Father Tim and Cynthia have been at home in Mitford for three years since returning from Whitecap Island.
In the little town that's home-away-from-home to millions of readers, life hums along as usual. Dooley looks toward his career as a vet; Joe Ivey and Fancy Skinner fight a haircut price war that takes no prisoners; and Percy steps out on a limb with a risky new menu item at the Main Street Grill.
Though Father Tim dislikes change, he dislikes retirement even more. As he and Cynthia gear up for a year-long ministry across the state line, a series of events sends shock waves through his faith-and the whole town of Mitford.

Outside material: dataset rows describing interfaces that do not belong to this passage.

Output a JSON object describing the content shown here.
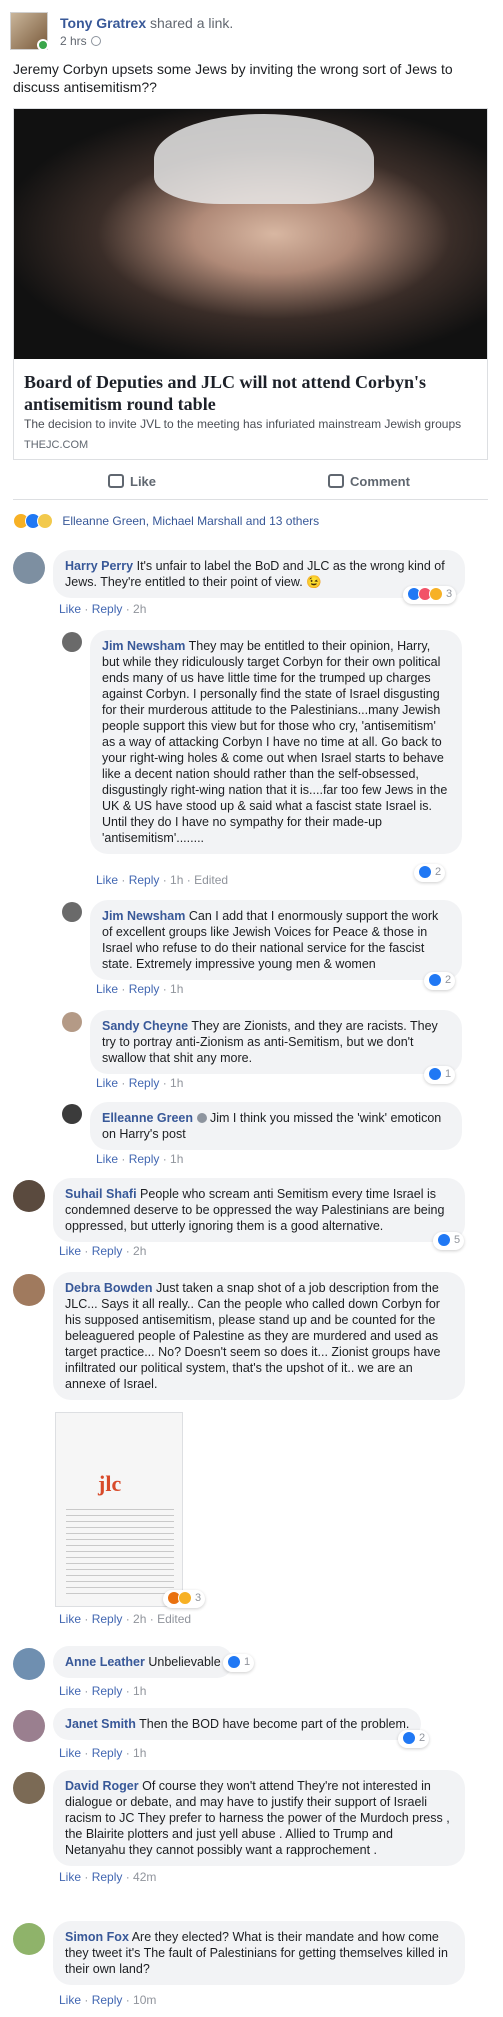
{
  "post": {
    "author": "Tony Gratrex",
    "action": "shared a link.",
    "time": "2 hrs",
    "text": "Jeremy Corbyn upsets some Jews by inviting the wrong sort of Jews to discuss antisemitism??",
    "link": {
      "title": "Board of Deputies and JLC will not attend Corbyn's antisemitism round table",
      "description": "The decision to invite JVL to the meeting has infuriated mainstream Jewish groups",
      "domain": "THEJC.COM"
    },
    "actions": {
      "like": "Like",
      "comment": "Comment"
    },
    "reactions": {
      "text": "Elleanne Green, Michael Marshall and 13 others"
    }
  },
  "comments": [
    {
      "name": "Harry Perry",
      "text": "It's unfair to label the BoD and JLC as the wrong kind of Jews. They're entitled to their point of view. 😉",
      "like": "Like",
      "reply": "Reply",
      "time": "2h",
      "reaction_count": "3"
    },
    {
      "name": "Jim Newsham",
      "text": "They may be entitled to their opinion, Harry, but while they ridiculously target Corbyn for their own political ends many of us have little time for the trumped up charges against Corbyn. I personally find the state of Israel disgusting for their murderous attitude to the Palestinians...many Jewish people support this view but for those who cry, 'antisemitism' as a way of attacking Corbyn I have no time at all. Go back to your right-wing holes & come out when Israel starts to behave like a decent nation should rather than the self-obsessed, disgustingly right-wing nation that it is....far too few Jews in the UK & US have stood up & said what a fascist state Israel is. Until they do I have no sympathy for their made-up 'antisemitism'........",
      "like": "Like",
      "reply": "Reply",
      "time": "1h",
      "edited": "Edited",
      "reaction_count": "2"
    },
    {
      "name": "Jim Newsham",
      "text": "Can I add that I enormously support the work of excellent groups like Jewish Voices for Peace & those in Israel who refuse to do their national service for the fascist state. Extremely impressive young men & women",
      "like": "Like",
      "reply": "Reply",
      "time": "1h",
      "reaction_count": "2"
    },
    {
      "name": "Sandy Cheyne",
      "text": "They are Zionists, and they are racists. They try to portray anti-Zionism as anti-Semitism, but we don't swallow that shit any more.",
      "like": "Like",
      "reply": "Reply",
      "time": "1h",
      "reaction_count": "1"
    },
    {
      "name": "Elleanne Green",
      "text": "Jim I think you missed the 'wink' emoticon on Harry's post",
      "like": "Like",
      "reply": "Reply",
      "time": "1h"
    },
    {
      "name": "Suhail Shafi",
      "text": "People who scream anti Semitism every time Israel is condemned deserve to be oppressed the way Palestinians are being oppressed, but utterly ignoring them is a good alternative.",
      "like": "Like",
      "reply": "Reply",
      "time": "2h",
      "reaction_count": "5"
    },
    {
      "name": "Debra Bowden",
      "text": "Just taken a snap shot of a job description from the JLC... Says it all really.. Can the people who called down Corbyn for his supposed antisemitism, please stand up and be counted for the beleaguered people of Palestine as they are murdered and used as target practice... No? Doesn't seem so does it... Zionist groups have infiltrated our political system, that's the upshot of it.. we are an annexe of Israel.",
      "like": "Like",
      "reply": "Reply",
      "time": "2h",
      "edited": "Edited",
      "reaction_count": "3",
      "image_logo": "jlc"
    },
    {
      "name": "Anne Leather",
      "text": "Unbelievable",
      "like": "Like",
      "reply": "Reply",
      "time": "1h",
      "reaction_count": "1"
    },
    {
      "name": "Janet Smith",
      "text": "Then the BOD have become part of the problem.",
      "like": "Like",
      "reply": "Reply",
      "time": "1h",
      "reaction_count": "2"
    },
    {
      "name": "David Roger",
      "text": "Of course they won't attend They're not interested in dialogue or debate, and may have to justify their support of Israeli racism to JC They prefer to harness the power of the Murdoch press , the Blairite plotters and just yell abuse . Allied to Trump and Netanyahu they cannot possibly want a rapprochement .",
      "like": "Like",
      "reply": "Reply",
      "time": "42m"
    },
    {
      "name": "Simon Fox",
      "text": "Are they elected? What is their mandate and how come they tweet it's The fault of Palestinians for getting themselves killed in their own land?",
      "like": "Like",
      "reply": "Reply",
      "time": "10m"
    }
  ]
}
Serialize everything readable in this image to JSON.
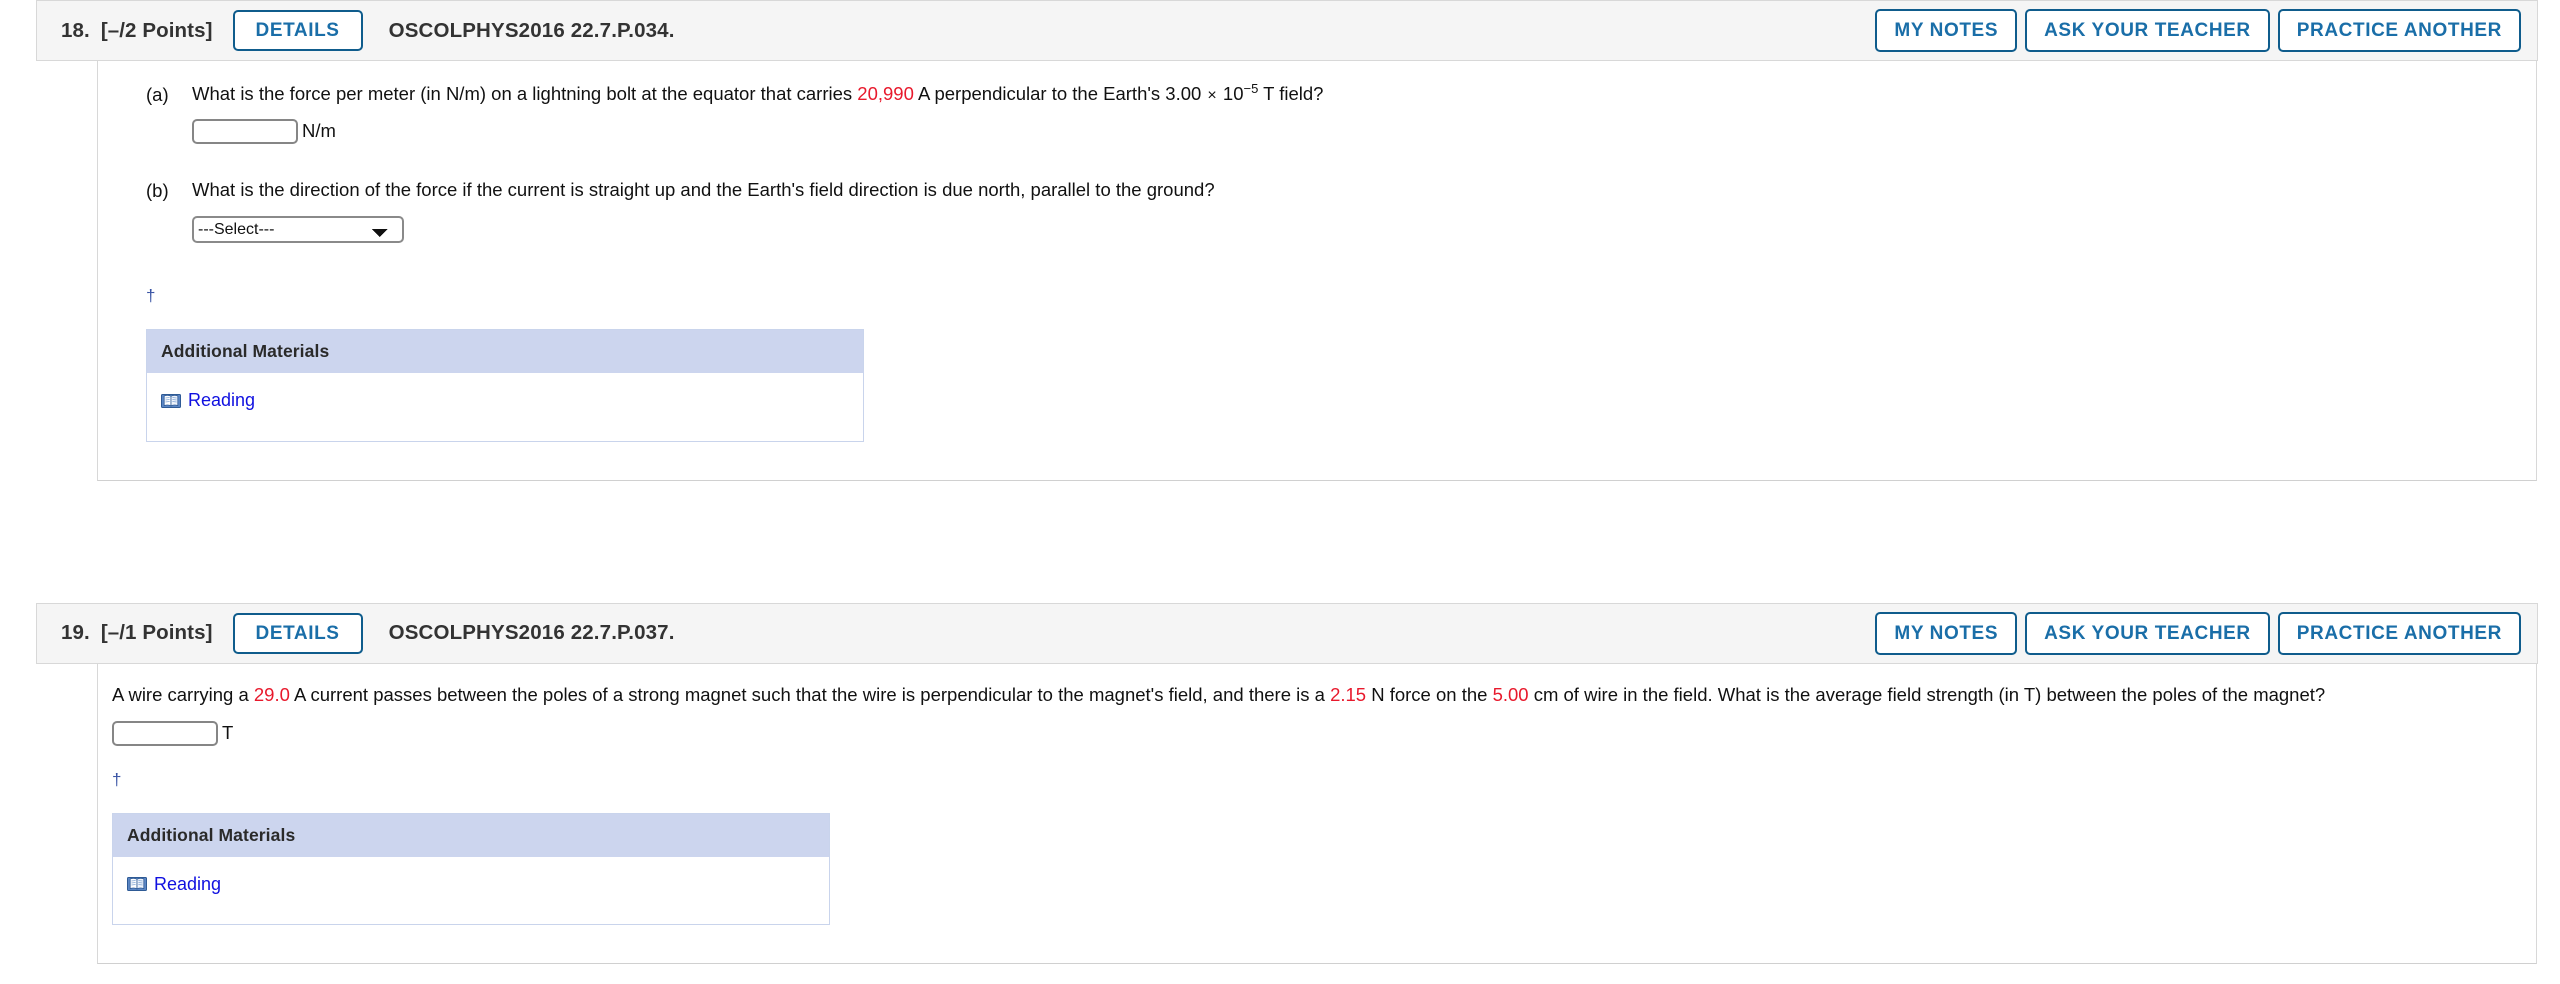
{
  "questions": [
    {
      "number": "18.",
      "points": "[–/2 Points]",
      "details_label": "DETAILS",
      "code": "OSCOLPHYS2016 22.7.P.034.",
      "actions": [
        {
          "label": "MY NOTES",
          "name": "my-notes-button"
        },
        {
          "label": "ASK YOUR TEACHER",
          "name": "ask-your-teacher-button"
        },
        {
          "label": "PRACTICE ANOTHER",
          "name": "practice-another-button"
        }
      ],
      "parts": [
        {
          "label": "(a)",
          "text_before": "What is the force per meter (in N/m) on a lightning bolt at the equator that carries ",
          "highlight": "20,990",
          "text_mid": " A perpendicular to the Earth's 3.00 ",
          "times": "×",
          "base": " 10",
          "exponent": "−5",
          "text_after": " T field?",
          "input_type": "text",
          "input_value": "",
          "unit": "N/m"
        },
        {
          "label": "(b)",
          "text_before": "What is the direction of the force if the current is straight up and the Earth's field direction is due north, parallel to the ground?",
          "input_type": "select",
          "select_value": "---Select---",
          "select_options": [
            "---Select---"
          ]
        }
      ],
      "dagger": "†",
      "materials": {
        "header": "Additional Materials",
        "link_label": "Reading",
        "icon": "book-icon"
      }
    },
    {
      "number": "19.",
      "points": "[–/1 Points]",
      "details_label": "DETAILS",
      "code": "OSCOLPHYS2016 22.7.P.037.",
      "actions": [
        {
          "label": "MY NOTES",
          "name": "my-notes-button"
        },
        {
          "label": "ASK YOUR TEACHER",
          "name": "ask-your-teacher-button"
        },
        {
          "label": "PRACTICE ANOTHER",
          "name": "practice-another-button"
        }
      ],
      "body": {
        "seg1": "A wire carrying a ",
        "hl1": "29.0",
        "seg2": " A current passes between the poles of a strong magnet such that the wire is perpendicular to the magnet's field, and there is a ",
        "hl2": "2.15",
        "seg3": " N force on the ",
        "hl3": "5.00",
        "seg4": " cm of wire in the field. What is the average field strength (in T) between the poles of the magnet?",
        "input_value": "",
        "unit": "T"
      },
      "dagger": "†",
      "materials": {
        "header": "Additional Materials",
        "link_label": "Reading",
        "icon": "book-icon"
      }
    }
  ],
  "colors": {
    "accent_blue": "#1a6ea8",
    "border_blue": "#0f5c8c",
    "highlight_red": "#e8192c",
    "link_blue": "#1010e0",
    "materials_header_bg": "#ccd5ee",
    "header_bg": "#f5f5f5"
  }
}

In her seventh novel in the bestselling Mitford Years series, Jan Karon delivers surprises of every kind, including the return of the man in the attic and an ending that no one in Mitford will ever forget.
fencing.” “The way they say things over there, you’d think they live in a foreign country.” “They do live in a foreign country.” He went back to paging through the essays she had typed and printed out before the era of his own p.c. “OK,” she said. “OK what?” “If th’ mayor asks me, I’ll go. I’ll give up potatoes, gravy, bread, an’ ice cream startin’ in January. That way, I’ll lose ten pounds by May, which means I can get in that blue suit you’ve seen me wear, th’ one with th’ gold buttons,
been praying for you.” “Don’t stop.” “No, sir. I won’t.” “Bill will be all right. But his dog…” “Yes, sir.” The hand passed from 3:13 to 3:14. A June breeze poured through the open windows, bearing a scent of rain and leaf mold. “I’d better go,” said Dooley. “I know.” The boy stood; Father Tim looked at him, stricken. “I love you,” Dooley said with courage. His voice shook. I love you back, he thought, but could not speak. He sat in the study as Cynthia, looking disconsolate, went up
that he hadn’t experienced since her death. Perhaps he’d dreamed…. Father Tim sat at his desk, looking out to the space where the garage had stood. He was surprised by two extremes of feeling—he would miss seeing the moss on the roof tiles and the nest the swallows were building with daubs of mud; at the same time, the opening of the view gave him a sense of liberty he realized he’d been craving. He watched George Gaynor toss a couple of old boards into the bed of Harley’s truck, as Harley
yank ’is order out of ’im.” J.C. put his head in his hands. “Just once, man, heaven knows, just once…” “Just once what?” “Just once, order and get it over with.” “Right!” said Velma, gripping her order pad. “And make it snappy.” “Over light or not?” demanded J.C. “Over light, for Pete’s sake! White toast! Hold th’ butter! Grape jelly! Orange juice! Hash browns!” There was a stunned silence. “There, dadgummit!” Mule looked triumphant. “I hope y’all are satisfied.” “I cain’t believe it!”
grocery shopping and other errands were done. Yet here was Ed Coffey in the produce aisle of The Local, only a couple of feet ahead. When Father Tim first came to Lord’s Chapel, he’d often seen Ed at the Grill. Everyone agreed he’d been a decent enough fellow, born and raised just down the road, until Edith and Pat Mallory hired him. Soon after Pat dropped dead of a heart attack and tumbled down his hall stairs, the town saw a change in Ed. He became furtive, sullen, and short-tempered, as if